Most of the survey’s respondents combine their internal communication responsibilities with other duties that usually involve external communication, public relations and marketing. For 86 percent, internal communication is part of a broader department such as corporate affairs, marketing or human resources. Theoretically, this integration should ensure closer alignment between internal and external communication efforts, but more than half of respondents (51 percent) disagreed this is the case.
Just one in 20 respondents indicated they are part of a dedicated internal communication and employee engagement team, about half of the global average. This is less than the eight percent who indicated that responsibility for internal communication is scattered across a number of functions.
Similar to the study’s global findings, U.S and Canadian internal communicators aren't prioritizing impact measurement. About one in eight respondents don't measure their communications in any way (12 percent), while another 27 percent do little more than report on their activity and its immediate impact. Among organizations that do measure impact, Gallagher’s report notes that many use techniques that are relatively simplistic output-based models such as online analytics and email statistics. Just nine percent have completed an internal communication audit with the help of an outside partner in the past three years. However, 40 percent believe improving measurement and evaluation of internal communication activities is very important in the year ahead.
"Not having a robust measurement process makes it very difficult to demonstrate the value created by an internal communication program," says Lemenager. "It's not enough to just measure activity. You really have to know how the activities—individually and collectively—are engaging employees at different organizational levels and supporting a stronger sense of total workforce well being."
Gallagher has found that face-to-face channels are one of the better ways for employees to share direct feedback about what is and is not working for them. Yet usage of face-to-face channels is very low—while 89 percent of U.S. and Canadian internal communicators see face-to-face events and calls as an effective feedback channel, only 38 percent measure impact this way.

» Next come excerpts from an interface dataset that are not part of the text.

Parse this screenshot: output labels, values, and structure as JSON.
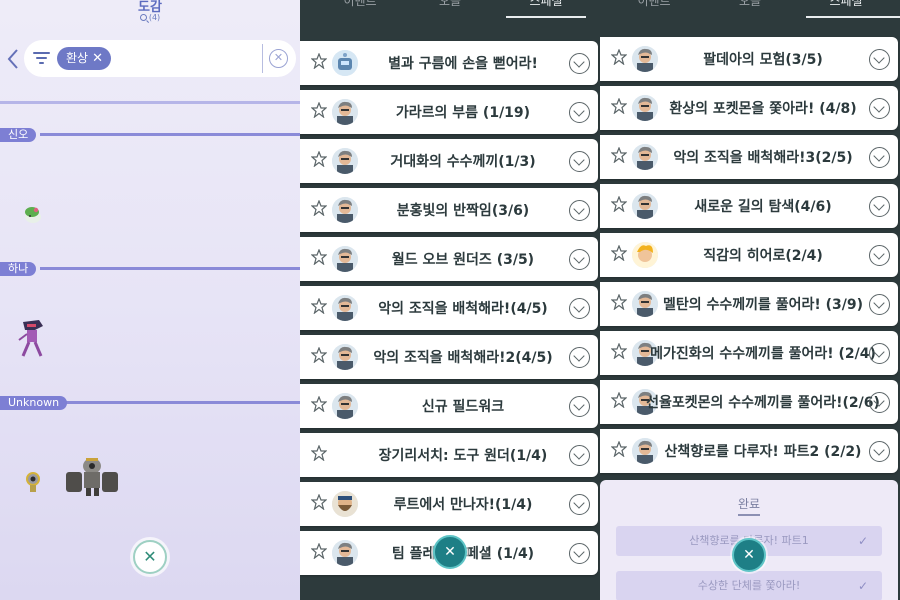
{
  "pokedex": {
    "title": "도감",
    "count": "(4)",
    "filter_chip": "환상",
    "chip_close": "✕",
    "clear_glyph": "✕",
    "regions": [
      "신오",
      "하나",
      "Unknown"
    ],
    "close_glyph": "✕"
  },
  "research": {
    "tabs": [
      "이벤트",
      "오늘",
      "스페셜"
    ],
    "middle_rows": [
      {
        "label": "별과 구름에 손을 뻗어라!",
        "avatar": "robot"
      },
      {
        "label": "가라르의 부름 (1/19)",
        "avatar": "willow"
      },
      {
        "label": "거대화의 수수께끼(1/3)",
        "avatar": "willow"
      },
      {
        "label": "분홍빛의 반짝임(3/6)",
        "avatar": "willow"
      },
      {
        "label": "월드 오브 원더즈 (3/5)",
        "avatar": "willow"
      },
      {
        "label": "악의 조직을 배척해라!(4/5)",
        "avatar": "willow"
      },
      {
        "label": "악의 조직을 배척해라!2(4/5)",
        "avatar": "willow"
      },
      {
        "label": "신규 필드워크",
        "avatar": "willow"
      },
      {
        "label": "장기리서치: 도구 원더(1/4)",
        "avatar": "none"
      },
      {
        "label": "루트에서 만나자!(1/4)",
        "avatar": "bearded"
      },
      {
        "label": "팀 플레이 스페셜 (1/4)",
        "avatar": "willow"
      }
    ],
    "right_rows": [
      {
        "label": "팔데아의 모험(3/5)",
        "avatar": "willow"
      },
      {
        "label": "환상의 포켓몬을 쫓아라! (4/8)",
        "avatar": "willow"
      },
      {
        "label": "악의 조직을 배척해라!3(2/5)",
        "avatar": "willow"
      },
      {
        "label": "새로운 길의 탐색(4/6)",
        "avatar": "willow"
      },
      {
        "label": "직감의 히어로(2/4)",
        "avatar": "spark"
      },
      {
        "label": "멜탄의 수수께끼를 풀어라! (3/9)",
        "avatar": "willow"
      },
      {
        "label": "메가진화의 수수께끼를 풀어라! (2/4)",
        "avatar": "willow"
      },
      {
        "label": "선율포켓몬의 수수께끼를 풀어라!(2/6)",
        "avatar": "willow"
      },
      {
        "label": "산책향로를 다루자! 파트2 (2/2)",
        "avatar": "willow"
      }
    ],
    "completed_title": "완료",
    "completed_rows": [
      "산책향로를 다루자! 파트1",
      "수상한 단체를 쫓아라!"
    ],
    "check_glyph": "✓",
    "close_glyph": "✕"
  },
  "colors": {
    "panel_bg": "#2d3a3c",
    "accent_teal": "#1e7f86",
    "region_tag": "#7d7fd4",
    "chip": "#6e79c6"
  }
}
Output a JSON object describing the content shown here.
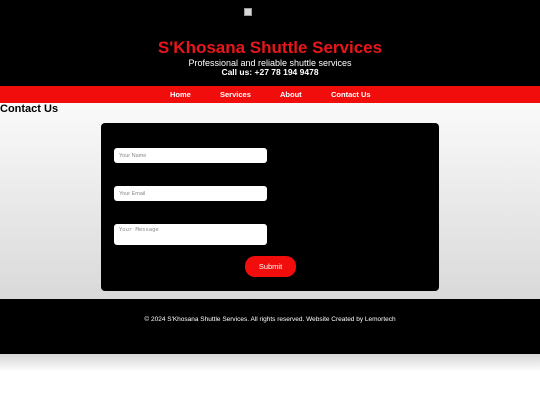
{
  "header": {
    "logo_icon": "broken-image-icon",
    "title": "S'Khosana Shuttle Services",
    "tagline": "Professional and reliable shuttle services",
    "phone": "Call us: +27 78 194 9478"
  },
  "nav": {
    "items": [
      {
        "label": "Home"
      },
      {
        "label": "Services"
      },
      {
        "label": "About"
      },
      {
        "label": "Contact Us"
      }
    ]
  },
  "contact": {
    "heading": "Contact Us",
    "name_placeholder": "Your Name",
    "email_placeholder": "Your Email",
    "message_placeholder": "Your Message",
    "submit_label": "Submit"
  },
  "footer": {
    "copyright": "© 2024 S'Khosana Shuttle Services. All rights reserved. Website Created by Lemortech"
  },
  "colors": {
    "brand_red": "#f20d0d",
    "title_red": "#e8161b",
    "background_dark": "#000000"
  }
}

U.S. and Canadian internal communicators have more rapidly embraced mobile channels compared to other countries. Even though just 23 percent of U.S. and Canadian companies use mobile apps, nearly three times that many, 67 percent, intend to increase use over the next 12 months. Furthermore, 59 percent of North American organizations allow employees to use their personal devices to access organizational communications, compared to just 38 percent of companies in the U.K. and 29 percent in continental Europe.
"Employers have to adapt to the behaviors of their workforce, which is increasingly populated by younger workers who prefer to do everything on a mobile phone and tablet," adds Lemenager. "Developing customized apps requires an upfront investment of time and resources but has significant potential to positively impact internal communication and employee engagement."
Click here for more information on the 2018 State of the Sector on Internal Communication report.